The reason for a small turnover of students in the music school is the fact that many young people still are not self-assured if music can be taken as a career. If they are self-assured, they then have to persuade their parents that music is more than just a hobby. Until the parents are comprehensive that there is a feasible career in music, it will be difficult to recruit more students into this field.
With every passing day, it is more evident that music can be taken as a career because there is an increasing demand music-related talent such as sound engineers, music arrangers, music producers, session musicians, performers, etc. However, Moktan cautions, “You can definitely make a career in music but you have to be good at it.” The music curriculum provides the necessary foundations for the development of knowledge and skills, but how the things students have learned is entirely up to them.
“We are preparing the students for life, not for exams. Music is not just about performance. If you think about industry as a whole, you need more manpower such as music lawyers for copyright issues, booking agents, band managers, event organisers, film music, or anything to do with sound from acoustic designs and treatments to big arena concerts.” —Iman Bikram Shah
Developing music formally is a common vision held by many people at NMC and what they are working on is achievable. However, just because someone is a musician does not necessarily posses the pedagogical skill to be a good teacher; so NMC plans on having capacity building and competency development training to develop music teachers. With pedagogy studies included the Bachelor’s degree, students who pass out with the degree will hold the competency to teach music.
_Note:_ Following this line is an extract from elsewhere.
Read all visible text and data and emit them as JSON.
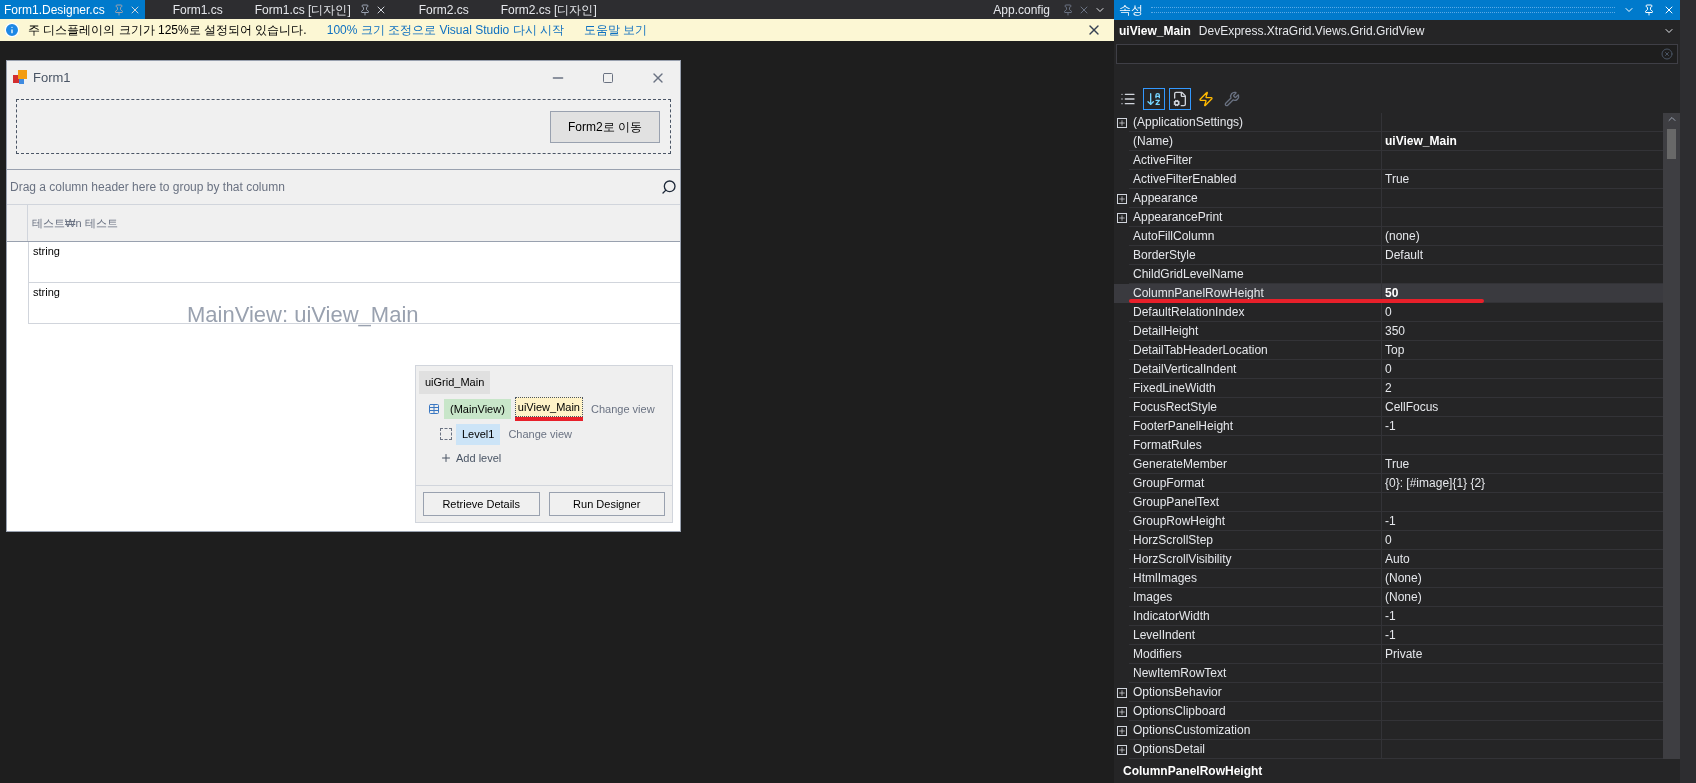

Making formal music education available in every school in Nepal is going to be a great challenge as there are around 40,000 primary schools in Nepal—including private—most of which do not have the necessary equipment, infrastructure or teachers ready to teach music. However, as for now, NMC is working on their small goals of their long-term vision to develop music education in Nepal. A degree certainly makes a difference, and we hope that the curriculum development team can further develop the music scene of Nepal.